Emotion UI and navigation
The Mate was one phone to kick off Huawei’s completely refreshed Emotion UI for Android. In this case, Emotion customizes Android 4.1 Jelly Bean. It’s different enough to make you take notice, and has some nice visual and functional touches that are all Huawei’s own.
The first thing you see is a stylized block of information that attractively groups the weather, time, two favorite contacts, and a music player. Below that, Huawei has preloaded popular app shortcuts, wisely putting the camera front and center. Below this icon row are the static shortcuts for tools like your e-mail inbox and the browser.
I love Huawei’s Emotion UI themes.
(Credit: Screenshot by Jessica Dolcourt/CNET)
Conspicuously missing is an app tray icon. Huawei does away with this, instead adopting the iOS style in which you swipe to see your apps. Huawei helpfully groups a load of apps into folders like Tools, Management, and Google Apps. You can also create your own.
One thing that threw me, though, is that new app icons download on subsequent home pages, not necessarily on the first empty page you’ve got. That struck me as a sloppy oversight.

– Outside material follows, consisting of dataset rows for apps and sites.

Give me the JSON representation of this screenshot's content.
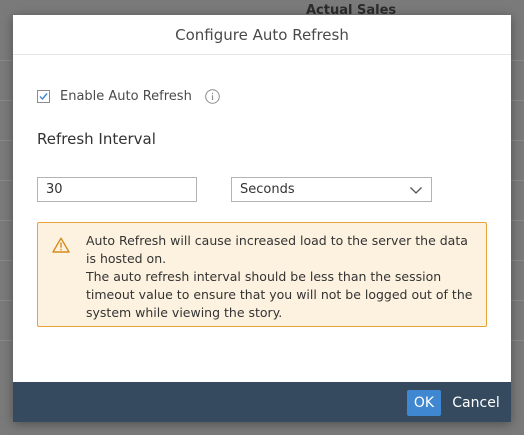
{
  "background": {
    "column_header": "Actual Sales"
  },
  "dialog": {
    "title": "Configure Auto Refresh",
    "enable_checkbox": {
      "label": "Enable Auto Refresh",
      "checked": true
    },
    "section_heading": "Refresh Interval",
    "interval_value": "30",
    "unit_select": {
      "selected": "Seconds"
    },
    "warning": {
      "lines": [
        "Auto Refresh will cause increased load to the server the data",
        "is hosted on.",
        "The auto refresh interval should be less than the session",
        "timeout value to ensure that you will not be logged out of the",
        "system while viewing the story."
      ]
    },
    "footer": {
      "ok_label": "OK",
      "cancel_label": "Cancel"
    }
  },
  "colors": {
    "footer_bg": "#354a5f",
    "primary_button": "#3f87d0",
    "warning_bg": "#fdf2e0",
    "warning_border": "#e8a23a",
    "checkbox_check": "#3f87d0"
  },
  "icons": {
    "checkbox": "check-icon",
    "info": "info-icon",
    "select": "chevron-down-icon",
    "warning": "warning-triangle-icon"
  }
}
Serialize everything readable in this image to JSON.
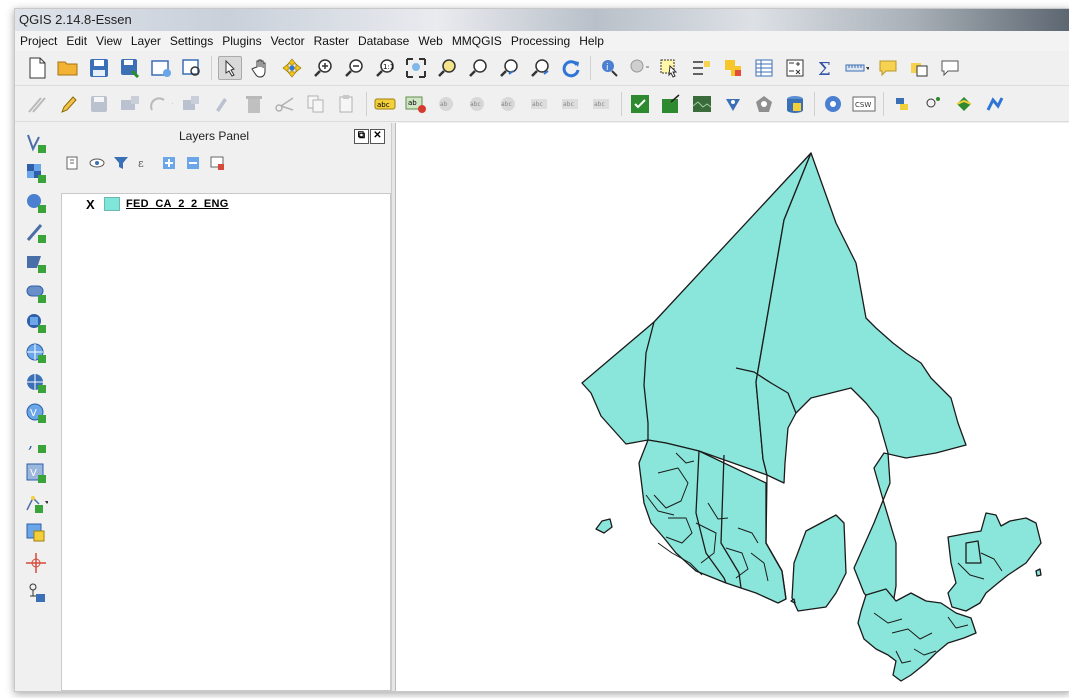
{
  "window": {
    "title": "QGIS 2.14.8-Essen"
  },
  "menu": [
    "Project",
    "Edit",
    "View",
    "Layer",
    "Settings",
    "Plugins",
    "Vector",
    "Raster",
    "Database",
    "Web",
    "MMQGIS",
    "Processing",
    "Help"
  ],
  "layers_panel": {
    "title": "Layers Panel",
    "layers": [
      {
        "name": "FED_CA_2_2_ENG",
        "checked_mark": "X",
        "swatch_color": "#7fe6d9"
      }
    ]
  },
  "map": {
    "fill_color": "#8ae6da",
    "stroke_color": "#1b1b1b"
  },
  "toolbar_icons_row1": [
    "new-project-icon",
    "open-project-icon",
    "save-project-icon",
    "save-as-icon",
    "new-print-composer-icon",
    "composer-manager-icon",
    "touch-zoom-icon",
    "pan-icon",
    "pan-to-selection-icon",
    "zoom-in-icon",
    "zoom-out-icon",
    "zoom-native-icon",
    "zoom-full-icon",
    "zoom-to-selection-icon",
    "zoom-to-layer-icon",
    "zoom-last-icon",
    "zoom-next-icon",
    "refresh-icon",
    "identify-icon",
    "action-icon",
    "select-icon",
    "deselect-icon",
    "select-by-expression-icon",
    "attribute-table-icon",
    "field-calculator-icon",
    "statistics-icon",
    "measure-icon",
    "annotation-icon",
    "text-annotation-icon"
  ],
  "toolbar_icons_row2": [
    "current-edits-icon",
    "toggle-editing-icon",
    "save-edits-icon",
    "add-feature-icon",
    "move-feature-icon",
    "node-tool-icon",
    "delete-selected-icon",
    "cut-icon",
    "copy-icon",
    "paste-icon",
    "label-abc-icon",
    "layer-labeling-icon",
    "pin-labels-icon",
    "highlight-labels-icon",
    "move-label-icon",
    "rotate-label-icon",
    "change-label-icon",
    "grass-icon",
    "grass-tools-icon",
    "georeferencer-icon",
    "heatmap-icon",
    "db-manager-icon",
    "coordinate-capture-icon",
    "metasearch-icon",
    "csw-icon",
    "python-icon",
    "plugin-icon",
    "plugin2-icon",
    "plugin3-icon"
  ],
  "left_toolbar_icons": [
    "add-vector-layer-icon",
    "add-raster-layer-icon",
    "add-postgis-layer-icon",
    "add-spatialite-layer-icon",
    "add-mssql-layer-icon",
    "add-oracle-layer-icon",
    "add-db2-layer-icon",
    "add-wms-layer-icon",
    "add-wcs-layer-icon",
    "add-wfs-layer-icon",
    "add-delimited-text-icon",
    "add-virtual-layer-icon",
    "new-shapefile-icon",
    "offline-editing-icon",
    "coordinate-capture-tool-icon",
    "plugin-add-icon"
  ]
}
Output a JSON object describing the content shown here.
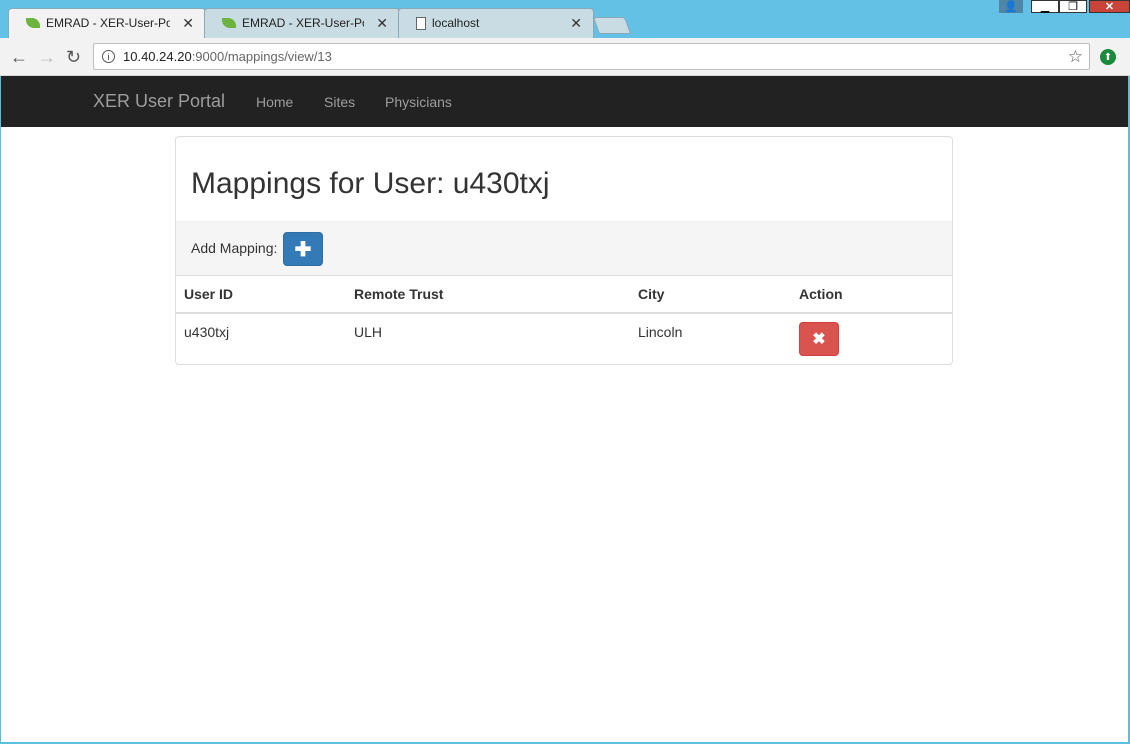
{
  "browser": {
    "tabs": [
      {
        "title": "EMRAD - XER-User-Porta",
        "icon": "spring-leaf-icon",
        "active": true
      },
      {
        "title": "EMRAD - XER-User-Porta",
        "icon": "spring-leaf-icon",
        "active": false
      },
      {
        "title": "localhost",
        "icon": "document-icon",
        "active": false
      }
    ],
    "url_host": "10.40.24.20",
    "url_path": ":9000/mappings/view/13"
  },
  "navbar": {
    "brand": "XER User Portal",
    "links": [
      "Home",
      "Sites",
      "Physicians"
    ]
  },
  "main": {
    "title": "Mappings for User: u430txj",
    "add_label": "Add Mapping:",
    "table": {
      "headers": [
        "User ID",
        "Remote Trust",
        "City",
        "Action"
      ],
      "rows": [
        {
          "user_id": "u430txj",
          "remote_trust": "ULH",
          "city": "Lincoln"
        }
      ]
    }
  },
  "colors": {
    "primary": "#337ab7",
    "danger": "#d9534f",
    "navbar": "#222222"
  }
}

Much better planned out was Huawei’s work with themes and profiles. There’s nothing wrong with the default color scheme in my book, but with 20 options to choose from, I found a much more electric look that made me excited to pick up the phone. I also like Huawei’s visual work on easy-access profile settings for sleep, outdoors, and meetings.